An award of The USA Hockey Foundation, the Patty Kazmaier Memorial Award is presented annually to the top player in NCAA Division I women’s ice hockey.
Erin Ambrose has done just about everything at Clarkson University in her three seasons.
As a sophomore last year, she helped the Golden Knights win an NCAA hockey championship, when she was a first-team All-America defenseman and top-10 finalist for the Patty Kazmaier Award. Plus, she was the No. 8 scorer in the nation and the highest-scoring defenseman.
The previous season, as a freshman, she was the Eastern College Athletic Conference Rookie of the Year.
So when coach Matt Desrosiers was asked to describe the 5-foot-5 junior from Keswick, Ontario, he had to cover a lot of bases.
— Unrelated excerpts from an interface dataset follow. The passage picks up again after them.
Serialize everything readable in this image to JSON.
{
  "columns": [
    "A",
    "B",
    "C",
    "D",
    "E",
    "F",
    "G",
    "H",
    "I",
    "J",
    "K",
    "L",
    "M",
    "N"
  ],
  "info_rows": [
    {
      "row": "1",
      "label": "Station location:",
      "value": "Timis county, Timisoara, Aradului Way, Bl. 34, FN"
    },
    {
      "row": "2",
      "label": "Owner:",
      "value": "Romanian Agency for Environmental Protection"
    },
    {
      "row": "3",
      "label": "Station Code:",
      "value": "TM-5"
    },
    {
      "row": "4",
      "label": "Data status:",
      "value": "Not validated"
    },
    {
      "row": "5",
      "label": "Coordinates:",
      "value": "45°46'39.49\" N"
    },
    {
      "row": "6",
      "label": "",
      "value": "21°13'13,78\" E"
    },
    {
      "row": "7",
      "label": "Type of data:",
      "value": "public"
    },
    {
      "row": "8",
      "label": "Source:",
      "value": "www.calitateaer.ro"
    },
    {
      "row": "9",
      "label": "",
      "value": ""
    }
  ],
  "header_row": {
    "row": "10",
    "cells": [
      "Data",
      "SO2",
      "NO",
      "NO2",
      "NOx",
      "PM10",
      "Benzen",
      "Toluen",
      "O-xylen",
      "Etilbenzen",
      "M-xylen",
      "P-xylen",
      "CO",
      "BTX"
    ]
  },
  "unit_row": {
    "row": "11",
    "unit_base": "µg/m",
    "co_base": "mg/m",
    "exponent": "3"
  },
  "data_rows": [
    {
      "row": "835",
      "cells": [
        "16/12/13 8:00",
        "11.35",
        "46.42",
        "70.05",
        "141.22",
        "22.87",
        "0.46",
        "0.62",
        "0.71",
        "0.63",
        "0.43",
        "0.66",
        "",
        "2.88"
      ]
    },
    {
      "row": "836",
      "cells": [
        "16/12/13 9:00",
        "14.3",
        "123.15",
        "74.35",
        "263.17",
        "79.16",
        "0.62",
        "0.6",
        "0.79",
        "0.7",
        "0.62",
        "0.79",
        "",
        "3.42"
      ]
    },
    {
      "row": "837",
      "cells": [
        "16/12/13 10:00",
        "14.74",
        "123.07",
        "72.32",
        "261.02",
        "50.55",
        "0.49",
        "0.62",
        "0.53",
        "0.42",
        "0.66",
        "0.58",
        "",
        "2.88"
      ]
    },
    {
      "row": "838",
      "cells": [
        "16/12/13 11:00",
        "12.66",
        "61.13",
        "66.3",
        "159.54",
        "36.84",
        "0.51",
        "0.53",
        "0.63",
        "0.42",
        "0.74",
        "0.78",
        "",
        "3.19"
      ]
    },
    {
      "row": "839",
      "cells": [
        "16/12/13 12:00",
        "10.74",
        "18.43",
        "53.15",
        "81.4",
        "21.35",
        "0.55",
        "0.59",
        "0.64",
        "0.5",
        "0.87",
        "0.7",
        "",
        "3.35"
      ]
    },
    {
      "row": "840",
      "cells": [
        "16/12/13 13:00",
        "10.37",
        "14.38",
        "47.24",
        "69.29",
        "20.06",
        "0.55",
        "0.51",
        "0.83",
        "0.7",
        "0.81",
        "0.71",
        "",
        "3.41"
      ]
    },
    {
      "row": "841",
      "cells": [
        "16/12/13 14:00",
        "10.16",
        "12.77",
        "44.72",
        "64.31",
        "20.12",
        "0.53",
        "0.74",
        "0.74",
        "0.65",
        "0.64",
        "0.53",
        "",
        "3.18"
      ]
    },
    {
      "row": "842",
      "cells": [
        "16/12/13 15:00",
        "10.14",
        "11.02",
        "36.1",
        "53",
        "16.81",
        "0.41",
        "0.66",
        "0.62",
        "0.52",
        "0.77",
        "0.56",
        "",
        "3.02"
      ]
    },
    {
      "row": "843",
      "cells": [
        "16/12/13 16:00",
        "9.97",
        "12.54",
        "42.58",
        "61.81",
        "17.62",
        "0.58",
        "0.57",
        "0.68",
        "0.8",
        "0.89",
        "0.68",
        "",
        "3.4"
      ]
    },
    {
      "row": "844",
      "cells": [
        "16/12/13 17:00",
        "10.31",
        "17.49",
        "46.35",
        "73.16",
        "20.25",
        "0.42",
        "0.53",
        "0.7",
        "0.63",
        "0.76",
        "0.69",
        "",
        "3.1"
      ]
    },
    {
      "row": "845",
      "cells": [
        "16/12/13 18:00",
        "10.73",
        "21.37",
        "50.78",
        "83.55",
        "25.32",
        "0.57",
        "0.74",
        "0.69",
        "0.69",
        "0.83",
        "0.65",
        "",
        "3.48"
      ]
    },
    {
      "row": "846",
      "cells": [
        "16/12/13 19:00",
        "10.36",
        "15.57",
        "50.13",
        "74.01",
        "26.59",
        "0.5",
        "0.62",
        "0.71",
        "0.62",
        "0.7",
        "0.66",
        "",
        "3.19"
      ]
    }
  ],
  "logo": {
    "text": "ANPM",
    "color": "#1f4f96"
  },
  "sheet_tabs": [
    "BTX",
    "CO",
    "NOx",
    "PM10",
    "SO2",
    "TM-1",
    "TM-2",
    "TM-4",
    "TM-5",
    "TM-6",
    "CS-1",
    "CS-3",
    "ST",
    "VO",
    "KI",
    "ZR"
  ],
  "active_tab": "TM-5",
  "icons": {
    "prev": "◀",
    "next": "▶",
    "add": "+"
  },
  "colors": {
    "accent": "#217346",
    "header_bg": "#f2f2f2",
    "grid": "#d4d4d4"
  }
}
“Erin is an all-around, well-rounded player for us,” he said. “She’s good in all facets of the game. She can have the offense when you need it, but she’s also great defensively. She blocks a lot of shots for us, and she makes smart decisions with and without the puck.
“We look to her to kind of control things from the back end for us.”
In other words, what Ambrose does best might be that she’s good at everything.
“You could say that,” Desrosiers said, laughing. “She doesn’t have a lot of holes in her game, to be honest. She does everything really well.”
This season, Ambrose again is contributing all over the ice. She has 20 points (including six goals) in 27 games, has blocked 49 shots, is plus-7 and has three goals that have either won or tied games for the Golden Knights, who are 19-8-3.
This has been a season of transition for Clarkson, with the loss of seven seniors — including Patty Kazmaier Award winner Jamie Lee Rattray — and the addition of a talented freshman class.
Ambrose said she’s trying to help the transition as much as possible by helping those freshmen adapt, taking on more of a leadership role (she’s one of the captains this season) and working to become a better defenseman.
She’s also spent hours in video study and with coaches, trying to refine everything about her play. Desrosiers said she’s constantly analyzing herself on video: her stick position, footwork and body position.
And while she enjoys scoring goals and attacking the net as much as the next player, sometimes it’s just as satisfying to do something that goes largely unnoticed but helps lead to a victory.
“That’s the best part, when you make a big block and your team gets up and is cheering for you, that’s what means the most and that’s why you do it,” she said. “I mean, when you come back after you break up a 2-on-1 and you get a pat from your teammates, those are the things that matter. We really pride ourselves on our defensive game, and when our forwards make those big blocks, we appreciate that as defensemen. It makes our job a lot easier. … Maybe it’s not the prettiest thing to the fans in the stands, but it’s what matters to us as a team, for sure.”
Last season’s run to the NCAA championship, with a victory over the University of Minnesota in the final, was sweet for a Clarkson program that only has been a Division I program since the 2003-04 season. Ambrose was a huge part of the success on a team that went 31-5-5.
Unfortunately, she was injured late in the season and missed playing in the NCAA tournament.
Still, she enjoyed the wild ride.
“It was an incredible experience,” she said. “I think especially going into that Final Four weekend it was difficult for me in the sense that I wasn’t playing. But to see the girls and to see us accomplish something like that, it’s something that no doubt I’ll remember for the rest of my life.
“Coming back, and the banner raising this year, it’s so surreal in some ways. We’re definitely working to do that same thing again this year.”
Story from Red Line Editorial, Inc.
Saturday, March 21, 2015
McNamara Alumni Center- University of Minnesota
10:30 a.m. – noon